“The commission works with the Public Health Environmental Laboratories in Trenton to verify the presence of West Nile Virus and other communicable diseases in their samples,” Nash said.  “If a pool tests positive, the Mosquito Commission returns to spray the area. The sprayings take place when the mosquitoes are most active.”

The mosquito spray is not harmful to humans or pets, but you should avoid direct contact if you have respiratory concerns or are sensitive to irritants.

The Camden County Mosquito Commission suggests checking around your yard for mosquito breeding containers. The following is a checklist of tips to help eliminate mosquito breeding:

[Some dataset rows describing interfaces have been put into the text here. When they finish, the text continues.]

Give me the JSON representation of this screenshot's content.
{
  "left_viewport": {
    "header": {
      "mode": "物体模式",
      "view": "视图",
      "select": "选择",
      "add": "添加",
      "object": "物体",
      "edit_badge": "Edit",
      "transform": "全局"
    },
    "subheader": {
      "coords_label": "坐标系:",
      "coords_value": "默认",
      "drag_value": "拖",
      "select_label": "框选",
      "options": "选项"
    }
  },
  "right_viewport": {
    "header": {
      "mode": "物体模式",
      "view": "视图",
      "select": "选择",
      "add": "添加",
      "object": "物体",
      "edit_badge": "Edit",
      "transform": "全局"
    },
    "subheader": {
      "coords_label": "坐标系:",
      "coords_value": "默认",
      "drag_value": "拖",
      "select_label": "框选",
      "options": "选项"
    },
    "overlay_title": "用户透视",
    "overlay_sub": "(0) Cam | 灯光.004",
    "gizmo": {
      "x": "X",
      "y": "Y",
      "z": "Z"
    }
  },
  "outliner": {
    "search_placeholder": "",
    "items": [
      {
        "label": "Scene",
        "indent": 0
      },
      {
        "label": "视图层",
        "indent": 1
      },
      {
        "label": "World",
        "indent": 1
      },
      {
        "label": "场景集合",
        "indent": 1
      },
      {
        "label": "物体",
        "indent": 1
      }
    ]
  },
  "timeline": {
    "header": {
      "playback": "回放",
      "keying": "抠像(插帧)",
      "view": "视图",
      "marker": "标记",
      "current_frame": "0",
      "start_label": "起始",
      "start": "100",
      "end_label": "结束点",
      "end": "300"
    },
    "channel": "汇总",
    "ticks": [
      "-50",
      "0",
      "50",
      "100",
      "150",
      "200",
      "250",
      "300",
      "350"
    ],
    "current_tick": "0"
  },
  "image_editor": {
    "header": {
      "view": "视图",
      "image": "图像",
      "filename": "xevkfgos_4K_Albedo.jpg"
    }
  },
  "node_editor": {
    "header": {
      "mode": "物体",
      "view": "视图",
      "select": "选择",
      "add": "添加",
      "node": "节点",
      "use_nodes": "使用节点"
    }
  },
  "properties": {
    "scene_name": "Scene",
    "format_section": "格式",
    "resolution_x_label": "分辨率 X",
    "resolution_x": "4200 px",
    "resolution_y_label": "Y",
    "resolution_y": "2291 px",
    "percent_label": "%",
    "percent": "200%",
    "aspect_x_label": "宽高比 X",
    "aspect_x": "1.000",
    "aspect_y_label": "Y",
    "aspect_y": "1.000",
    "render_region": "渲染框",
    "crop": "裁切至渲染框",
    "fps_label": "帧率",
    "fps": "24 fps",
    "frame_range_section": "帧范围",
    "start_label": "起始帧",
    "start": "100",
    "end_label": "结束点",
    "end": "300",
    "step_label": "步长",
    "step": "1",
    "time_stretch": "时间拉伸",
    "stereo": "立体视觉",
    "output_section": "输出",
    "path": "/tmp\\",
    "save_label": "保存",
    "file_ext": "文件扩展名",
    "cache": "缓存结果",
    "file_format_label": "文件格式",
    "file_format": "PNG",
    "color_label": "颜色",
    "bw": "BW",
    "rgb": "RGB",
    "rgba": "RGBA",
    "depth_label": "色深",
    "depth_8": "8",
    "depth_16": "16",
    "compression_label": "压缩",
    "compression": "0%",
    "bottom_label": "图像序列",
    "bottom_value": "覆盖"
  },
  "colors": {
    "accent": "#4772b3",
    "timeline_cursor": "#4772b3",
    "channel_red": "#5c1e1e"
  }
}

  • Dispose of unnecessary containers that hold water.  Containers you wish to save turn upside down or put holes in the bottom so all water drains out.   
  • Lift up flowerpots and dump the water from the dish underneath every week.
  • Stock fish or add mosquito larvicide to ornamental ponds.
  • Change water in bird baths, fountains, and animal troughs weekly.
  • Screen vents to septic and other water tanks.
  • Store large boats so they drain and small boats upside down.  If covered, keep the tarp tight so water does not pool on top of the tarp.
  • Do not dump leaves or grass clippings into a catch basin or streams.
  • Do not allow water to collect on sagging tarps or awnings.
  • Do not allow trashcan lids to fill with water.
  • Check downspouts that are able to hold enough water to allow mosquito larvae to mature.

For more information, or to report a problem, contact the Camden County Mosquito Commission at (856) 566-2945 or skeeters@camdencounty.com.